» Exercise: Which lines of the entries contain the string "Кабина"? Copy each of them.

» Material provided:

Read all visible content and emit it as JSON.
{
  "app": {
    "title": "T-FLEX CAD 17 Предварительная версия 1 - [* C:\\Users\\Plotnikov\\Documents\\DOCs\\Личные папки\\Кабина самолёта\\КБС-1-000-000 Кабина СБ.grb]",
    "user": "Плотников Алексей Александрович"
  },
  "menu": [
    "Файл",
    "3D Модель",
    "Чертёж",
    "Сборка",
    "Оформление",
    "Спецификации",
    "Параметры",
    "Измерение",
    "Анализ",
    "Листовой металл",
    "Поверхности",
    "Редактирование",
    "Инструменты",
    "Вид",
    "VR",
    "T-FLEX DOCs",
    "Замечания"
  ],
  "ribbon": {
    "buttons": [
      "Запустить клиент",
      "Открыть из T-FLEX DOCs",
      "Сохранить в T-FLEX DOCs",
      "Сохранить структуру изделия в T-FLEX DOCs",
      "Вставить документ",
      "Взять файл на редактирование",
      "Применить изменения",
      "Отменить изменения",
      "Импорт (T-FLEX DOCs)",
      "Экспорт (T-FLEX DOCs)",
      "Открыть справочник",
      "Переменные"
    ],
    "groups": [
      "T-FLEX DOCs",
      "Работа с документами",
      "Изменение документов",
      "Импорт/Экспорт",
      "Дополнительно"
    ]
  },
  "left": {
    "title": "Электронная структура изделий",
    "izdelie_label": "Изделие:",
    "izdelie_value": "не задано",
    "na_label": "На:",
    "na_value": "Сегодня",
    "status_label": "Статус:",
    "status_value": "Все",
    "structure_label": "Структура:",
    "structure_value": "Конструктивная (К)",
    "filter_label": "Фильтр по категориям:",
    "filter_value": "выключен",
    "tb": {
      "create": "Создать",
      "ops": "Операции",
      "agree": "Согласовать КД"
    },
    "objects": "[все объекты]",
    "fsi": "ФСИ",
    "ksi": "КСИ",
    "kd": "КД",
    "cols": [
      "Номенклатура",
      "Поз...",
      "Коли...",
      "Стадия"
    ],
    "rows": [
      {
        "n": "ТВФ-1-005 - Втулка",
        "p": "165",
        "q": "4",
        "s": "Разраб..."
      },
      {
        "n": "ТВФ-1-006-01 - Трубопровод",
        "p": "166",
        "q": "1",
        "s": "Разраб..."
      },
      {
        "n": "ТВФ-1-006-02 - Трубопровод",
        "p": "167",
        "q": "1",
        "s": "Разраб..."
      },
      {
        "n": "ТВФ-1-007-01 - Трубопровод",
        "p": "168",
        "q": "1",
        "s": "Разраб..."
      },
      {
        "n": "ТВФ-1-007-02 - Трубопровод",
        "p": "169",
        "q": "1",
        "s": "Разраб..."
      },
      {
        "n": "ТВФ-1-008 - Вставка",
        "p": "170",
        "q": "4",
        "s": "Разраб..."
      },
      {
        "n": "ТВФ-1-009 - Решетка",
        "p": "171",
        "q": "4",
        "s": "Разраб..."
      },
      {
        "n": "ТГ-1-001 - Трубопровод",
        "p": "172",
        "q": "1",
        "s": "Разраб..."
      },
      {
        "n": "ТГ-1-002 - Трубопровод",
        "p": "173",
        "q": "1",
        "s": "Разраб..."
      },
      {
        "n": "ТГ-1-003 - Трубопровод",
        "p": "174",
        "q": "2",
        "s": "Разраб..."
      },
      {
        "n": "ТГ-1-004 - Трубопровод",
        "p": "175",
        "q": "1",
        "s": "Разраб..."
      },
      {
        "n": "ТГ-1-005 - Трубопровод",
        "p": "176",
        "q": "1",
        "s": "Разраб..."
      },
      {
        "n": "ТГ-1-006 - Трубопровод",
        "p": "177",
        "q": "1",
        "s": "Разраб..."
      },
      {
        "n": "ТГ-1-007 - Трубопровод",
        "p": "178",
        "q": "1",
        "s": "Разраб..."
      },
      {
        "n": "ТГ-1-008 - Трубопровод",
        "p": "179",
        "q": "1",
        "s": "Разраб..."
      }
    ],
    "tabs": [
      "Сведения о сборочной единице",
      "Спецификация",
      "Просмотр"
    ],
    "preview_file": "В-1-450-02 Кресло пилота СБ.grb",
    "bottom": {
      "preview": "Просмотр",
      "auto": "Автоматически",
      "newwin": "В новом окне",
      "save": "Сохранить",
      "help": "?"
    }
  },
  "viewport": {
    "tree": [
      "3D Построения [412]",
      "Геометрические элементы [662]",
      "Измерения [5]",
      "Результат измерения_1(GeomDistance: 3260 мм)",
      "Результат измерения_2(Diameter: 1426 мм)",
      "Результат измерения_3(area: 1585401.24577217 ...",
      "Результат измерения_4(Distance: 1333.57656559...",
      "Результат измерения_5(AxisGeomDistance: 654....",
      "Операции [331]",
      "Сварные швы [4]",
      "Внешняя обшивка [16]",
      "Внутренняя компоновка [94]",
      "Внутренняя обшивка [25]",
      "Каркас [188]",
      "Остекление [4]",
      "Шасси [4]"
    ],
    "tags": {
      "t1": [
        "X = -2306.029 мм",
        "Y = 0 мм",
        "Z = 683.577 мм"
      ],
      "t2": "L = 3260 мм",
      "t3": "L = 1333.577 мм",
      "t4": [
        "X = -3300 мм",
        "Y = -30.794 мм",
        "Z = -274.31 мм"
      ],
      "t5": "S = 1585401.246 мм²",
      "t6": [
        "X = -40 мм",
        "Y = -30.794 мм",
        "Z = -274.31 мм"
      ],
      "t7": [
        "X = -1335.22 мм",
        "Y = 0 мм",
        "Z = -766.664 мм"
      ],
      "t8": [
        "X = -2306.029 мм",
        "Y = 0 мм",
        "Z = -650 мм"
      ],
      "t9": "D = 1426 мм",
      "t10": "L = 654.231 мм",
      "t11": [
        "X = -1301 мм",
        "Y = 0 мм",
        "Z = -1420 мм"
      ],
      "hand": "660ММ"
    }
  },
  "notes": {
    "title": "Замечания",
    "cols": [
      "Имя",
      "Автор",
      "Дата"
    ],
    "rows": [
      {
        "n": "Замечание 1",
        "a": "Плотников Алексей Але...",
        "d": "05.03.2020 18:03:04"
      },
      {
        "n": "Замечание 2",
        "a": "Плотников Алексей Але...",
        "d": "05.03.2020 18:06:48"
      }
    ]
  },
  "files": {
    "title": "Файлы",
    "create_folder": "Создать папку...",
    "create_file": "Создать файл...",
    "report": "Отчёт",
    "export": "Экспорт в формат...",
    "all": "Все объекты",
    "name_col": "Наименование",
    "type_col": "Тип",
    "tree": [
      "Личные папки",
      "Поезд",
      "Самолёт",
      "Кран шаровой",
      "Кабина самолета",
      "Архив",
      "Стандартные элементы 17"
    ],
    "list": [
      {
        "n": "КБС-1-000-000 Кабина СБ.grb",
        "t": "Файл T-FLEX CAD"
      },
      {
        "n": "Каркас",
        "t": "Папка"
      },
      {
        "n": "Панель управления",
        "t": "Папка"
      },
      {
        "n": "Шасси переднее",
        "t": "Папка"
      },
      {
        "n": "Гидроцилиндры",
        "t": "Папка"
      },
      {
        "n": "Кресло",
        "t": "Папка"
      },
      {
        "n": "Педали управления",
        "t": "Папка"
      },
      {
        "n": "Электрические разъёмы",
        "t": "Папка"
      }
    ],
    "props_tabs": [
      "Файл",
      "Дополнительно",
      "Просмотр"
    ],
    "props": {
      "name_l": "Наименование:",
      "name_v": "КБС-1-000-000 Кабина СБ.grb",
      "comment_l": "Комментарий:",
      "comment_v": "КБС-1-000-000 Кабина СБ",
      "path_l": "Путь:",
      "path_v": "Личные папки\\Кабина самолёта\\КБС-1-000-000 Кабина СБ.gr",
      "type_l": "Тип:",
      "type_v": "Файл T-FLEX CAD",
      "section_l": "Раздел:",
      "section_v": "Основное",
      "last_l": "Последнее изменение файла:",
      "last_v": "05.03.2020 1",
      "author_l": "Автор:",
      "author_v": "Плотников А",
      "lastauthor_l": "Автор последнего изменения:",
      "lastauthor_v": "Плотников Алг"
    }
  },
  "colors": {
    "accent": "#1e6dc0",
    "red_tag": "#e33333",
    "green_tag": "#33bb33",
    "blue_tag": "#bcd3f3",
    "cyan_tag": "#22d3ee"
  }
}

» Written answer:
    "title": "T-FLEX CAD 17 Предварительная версия 1 - [* C:\\Users\\Plotnikov\\Documents\\DOCs\\Личные папки\\Кабина самолёта\\КБС-1-000-000 Кабина СБ.grb]",
      "Кабина самолета",
        "n": "КБС-1-000-000 Кабина СБ.grb",
      "name_v": "КБС-1-000-000 Кабина СБ.grb",
      "comment_v": "КБС-1-000-000 Кабина СБ",
      "path_v": "Личные папки\\Кабина самолёта\\КБС-1-000-000 Кабина СБ.gr",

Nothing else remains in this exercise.